The fundamental assignment of a journalist is to broadcast news, based on the objective events that truly appeal to the public interest.
And in order to fulfill this exercise, they must stick with inviolable rules that demand accuracy, truthfulness and neutrality in those news to not mix them up with ingredients that arouse distrust or disbelief in their audiences.
For those who are professionals of this occupation, these values predominate as rules of inexcusable compliance since on the basis of this information where society can articulate their demands and aspirations, with an exercise of freedom of speech of their ideas that should never be asphyxiated by coercive regulating laws nor much less contaminated by falsehoods.
The independent press is taking care of this in order to sustain their determined fight against anything that damages the freedom under which the communication media must operate in a democratic society.

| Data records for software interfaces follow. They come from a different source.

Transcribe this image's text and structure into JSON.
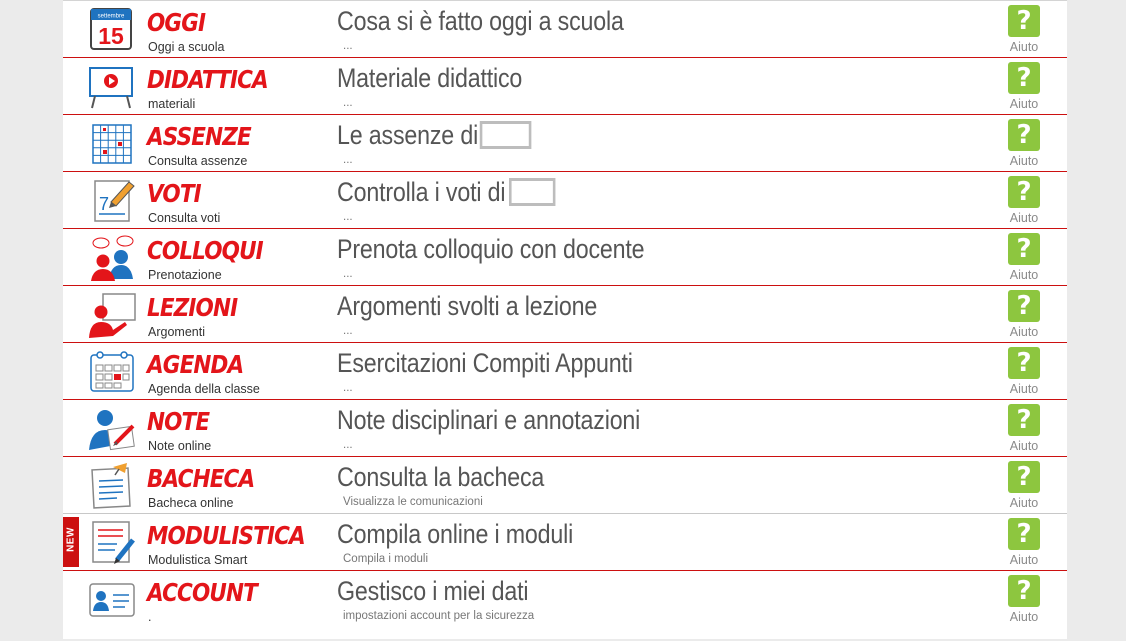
{
  "menu": [
    {
      "title": "OGGI",
      "subtitle": "Oggi a scuola",
      "heading": "Cosa si è fatto oggi a scuola",
      "desc": "...",
      "help": "Aiuto",
      "icon": "calendar-icon",
      "calendar_month": "settembre",
      "calendar_day": "15"
    },
    {
      "title": "DIDATTICA",
      "subtitle": "materiali",
      "heading": "Materiale didattico",
      "desc": "...",
      "help": "Aiuto",
      "icon": "presentation-board-icon"
    },
    {
      "title": "ASSENZE",
      "subtitle": "Consulta assenze",
      "heading": "Le assenze di",
      "desc": "...",
      "help": "Aiuto",
      "icon": "attendance-grid-icon"
    },
    {
      "title": "VOTI",
      "subtitle": "Consulta voti",
      "heading": "Controlla i voti di",
      "desc": "...",
      "help": "Aiuto",
      "icon": "grade-pencil-icon",
      "grade_digit": "7"
    },
    {
      "title": "COLLOQUI",
      "subtitle": "Prenotazione",
      "heading": "Prenota colloquio con docente",
      "desc": "...",
      "help": "Aiuto",
      "icon": "meeting-people-icon"
    },
    {
      "title": "LEZIONI",
      "subtitle": "Argomenti",
      "heading": "Argomenti svolti a lezione",
      "desc": "...",
      "help": "Aiuto",
      "icon": "teacher-board-icon"
    },
    {
      "title": "AGENDA",
      "subtitle": "Agenda della classe",
      "heading": "Esercitazioni Compiti Appunti",
      "desc": "...",
      "help": "Aiuto",
      "icon": "agenda-calendar-icon"
    },
    {
      "title": "NOTE",
      "subtitle": "Note online",
      "heading": "Note disciplinari e annotazioni",
      "desc": "...",
      "help": "Aiuto",
      "icon": "student-note-icon"
    },
    {
      "title": "BACHECA",
      "subtitle": "Bacheca online",
      "heading": "Consulta la bacheca",
      "desc": "Visualizza le comunicazioni",
      "help": "Aiuto",
      "icon": "notice-board-icon"
    },
    {
      "title": "MODULISTICA",
      "subtitle": "Modulistica Smart",
      "heading": "Compila online i moduli",
      "desc": "Compila i moduli",
      "help": "Aiuto",
      "icon": "form-pen-icon",
      "badge": "NEW"
    },
    {
      "title": "ACCOUNT",
      "subtitle": ".",
      "heading": "Gestisco i miei dati",
      "desc": "impostazioni account per la sicurezza",
      "help": "Aiuto",
      "icon": "id-card-icon"
    }
  ],
  "help_symbol": "?",
  "colors": {
    "title_red": "#e3151a",
    "help_green": "#8dc63f",
    "divider_red": "#cc1010",
    "icon_blue": "#1f73c0"
  }
}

As they preserve the credibility of their content, they generate the trust and loyalty of their readers, viewers, listeners or users of digital media, highlighting the importance and majesty of the freedom of speech, guaranteeing democracy.
Now that there’s a wider field for communications between people through and internet platforms that provide news and a wide assortment of content, much more reason exists to take care of these freedom principles and the excess of said freedom that can be incubated in these web pages.
The most susceptible field is the digital one, since anyone who enters it to broadcast news must be responsible for assuming that they hold truth and are verified, and should contain the basic elements of what, how, when and where they were originated.
Concerned about the risks of the misuse of digital platforms, Tim Berners, known as the inventor of the world wide web, claims that three basic premises should be revised on those platforms: “protecting personal data, firewalling fake news and promoting transparency in the political campaigns “.
In addition, it could respect inalienable human rights, such as the right to honor, privacy and the free emission of thought, values that fortunately the professional journalism cultivates because it is well aware of the public service quality that the independent press carries in its insides.
The biggest challenge of the journalists is and will continue to be to guarantee the reliability of the information they transmit, especially now that “post-truth” is strained as a corrosive virus in the cells of the global social communication ecosystem.
-Translate by Randy Rodriguez